The Barclays share price is up almost 6% this morning, despite reporting a 38% drop in first-quarter profits to £913m. Barclays (LSE: BARC) also set aside £2.1bn to cover bad debts during the coronavirus crisis, against just £448m a year earlier.
In normal times, the FTSE 100 bank would be sharply down, but times are far from normal. Investors prefer to focus on the positives. In this case, a 20% rise in revenue to £6.3bn. The Barclays share price is down more than 40% from its January highs, and looks a tempting long-term buy for bargain hunters.
But there are plenty of reasons to be cautious. First, the dividend has gone, and we don’t know when it’ll be back. That wasn’t even the board’s decision. The Prudential Regulatory Authority pressured banks to focus their financial power on bailing Britain out of the Covid-19 crisis.
Bargain FTSE 100 stock
That means there’s no income stream while you wait for the UK economy — and Barclays share price — to recover.
Today, the board warned of a tough year, but we knew that, didn’t we? Near-zero interest rates will cost its UK retail business around £250m. Meanwhile, a regulatory clampdown on fees and overdrafts will cost another £150m.

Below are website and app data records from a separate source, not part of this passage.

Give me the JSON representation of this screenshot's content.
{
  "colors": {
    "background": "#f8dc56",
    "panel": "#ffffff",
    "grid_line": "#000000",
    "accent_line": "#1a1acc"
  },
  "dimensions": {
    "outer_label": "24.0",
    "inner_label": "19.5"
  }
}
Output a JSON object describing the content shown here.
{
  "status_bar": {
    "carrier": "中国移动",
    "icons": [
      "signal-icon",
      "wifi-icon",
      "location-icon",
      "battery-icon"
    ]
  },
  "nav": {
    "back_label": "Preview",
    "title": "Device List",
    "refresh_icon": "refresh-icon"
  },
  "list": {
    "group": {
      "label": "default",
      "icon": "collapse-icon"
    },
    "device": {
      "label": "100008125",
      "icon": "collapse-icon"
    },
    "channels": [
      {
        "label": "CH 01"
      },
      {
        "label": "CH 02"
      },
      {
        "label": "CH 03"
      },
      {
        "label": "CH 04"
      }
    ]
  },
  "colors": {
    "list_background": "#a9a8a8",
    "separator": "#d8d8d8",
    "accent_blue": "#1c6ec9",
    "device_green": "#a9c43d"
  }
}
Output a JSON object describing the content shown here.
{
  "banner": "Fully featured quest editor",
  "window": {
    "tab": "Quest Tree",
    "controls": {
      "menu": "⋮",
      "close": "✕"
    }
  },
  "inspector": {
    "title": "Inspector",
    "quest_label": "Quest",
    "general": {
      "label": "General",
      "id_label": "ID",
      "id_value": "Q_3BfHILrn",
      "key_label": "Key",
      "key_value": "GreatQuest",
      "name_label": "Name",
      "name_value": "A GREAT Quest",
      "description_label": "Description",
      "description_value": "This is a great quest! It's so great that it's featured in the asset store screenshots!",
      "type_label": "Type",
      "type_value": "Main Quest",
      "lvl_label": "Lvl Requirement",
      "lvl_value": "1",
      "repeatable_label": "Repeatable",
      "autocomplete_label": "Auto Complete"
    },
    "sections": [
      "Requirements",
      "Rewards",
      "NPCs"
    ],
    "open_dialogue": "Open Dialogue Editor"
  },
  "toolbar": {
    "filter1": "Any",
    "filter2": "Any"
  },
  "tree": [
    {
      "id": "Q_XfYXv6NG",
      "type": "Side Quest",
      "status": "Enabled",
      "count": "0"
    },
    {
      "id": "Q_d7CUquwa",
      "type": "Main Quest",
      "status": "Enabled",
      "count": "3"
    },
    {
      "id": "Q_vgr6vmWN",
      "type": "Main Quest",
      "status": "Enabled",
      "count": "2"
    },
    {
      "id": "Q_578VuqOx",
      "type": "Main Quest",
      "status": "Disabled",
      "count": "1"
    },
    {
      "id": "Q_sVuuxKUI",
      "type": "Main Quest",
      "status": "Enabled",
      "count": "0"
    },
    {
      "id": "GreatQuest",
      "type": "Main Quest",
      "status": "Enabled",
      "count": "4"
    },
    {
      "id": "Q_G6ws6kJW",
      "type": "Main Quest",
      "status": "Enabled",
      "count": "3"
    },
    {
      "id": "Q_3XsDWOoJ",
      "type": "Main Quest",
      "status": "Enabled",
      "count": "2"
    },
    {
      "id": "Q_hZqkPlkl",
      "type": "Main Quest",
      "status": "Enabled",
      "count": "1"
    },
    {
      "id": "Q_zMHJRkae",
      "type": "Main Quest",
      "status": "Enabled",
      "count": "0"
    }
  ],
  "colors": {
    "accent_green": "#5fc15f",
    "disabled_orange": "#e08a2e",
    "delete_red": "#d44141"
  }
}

Although profits at its international business fell from £1.1bn to £800m, there was good news here, as investment bank income rose 44% to £3.6bn. Traders have been taking advantage of stock market volatility, and April should be even better. This is one in the eye for activist investor Ed Bramson, who’s been pushing Barclays CEO Jes Staley to dump the investment bank.
I’d buy the Barclays share price
Today, Staley warned of a “challenging” year, which is an understatement. But he hailed the bank’s “diversification by business, geography and currency, which allows us to remain resilient through the developing economic downturn.”
Barclays’ common equity tier 1 capital ratio shrank from 13.8% to 13.1%, but is still above the bank’s 11.5% minimum regulatory hurdle.
The Barclays share price looks a bargain by conventional valuation methods, with a price-to-book valuation of just 0.3. However, these aren’t conventional times. The banks are also under political pressure to be lenient on bad debts.
The road to recovery will be long and the dividend has gone, at least until the end of the year, when management will review its position.
I think every portfolio has a place for Barclays, so why not buy it when the share price is down. The bank is also benefiting from the crisis, with increased trading income, and a surge in corporate lending to locked-down companies keen to boost liquidity.
The next leg of the Barclays share price recovery may take time, but I still think it’s a tempting long-term buy-and-hold today.
Harvey Jones has no position in any of the shares mentioned. The Motley Fool UK has recommended Barclays. Views expressed on the companies mentioned in this article are those of the writer and therefore may differ from the official recommendations we make in our subscription services such as Share Advisor, Hidden Winners and Pro. Here at The Motley Fool we believe that considering a diverse range of insights makes us better investors.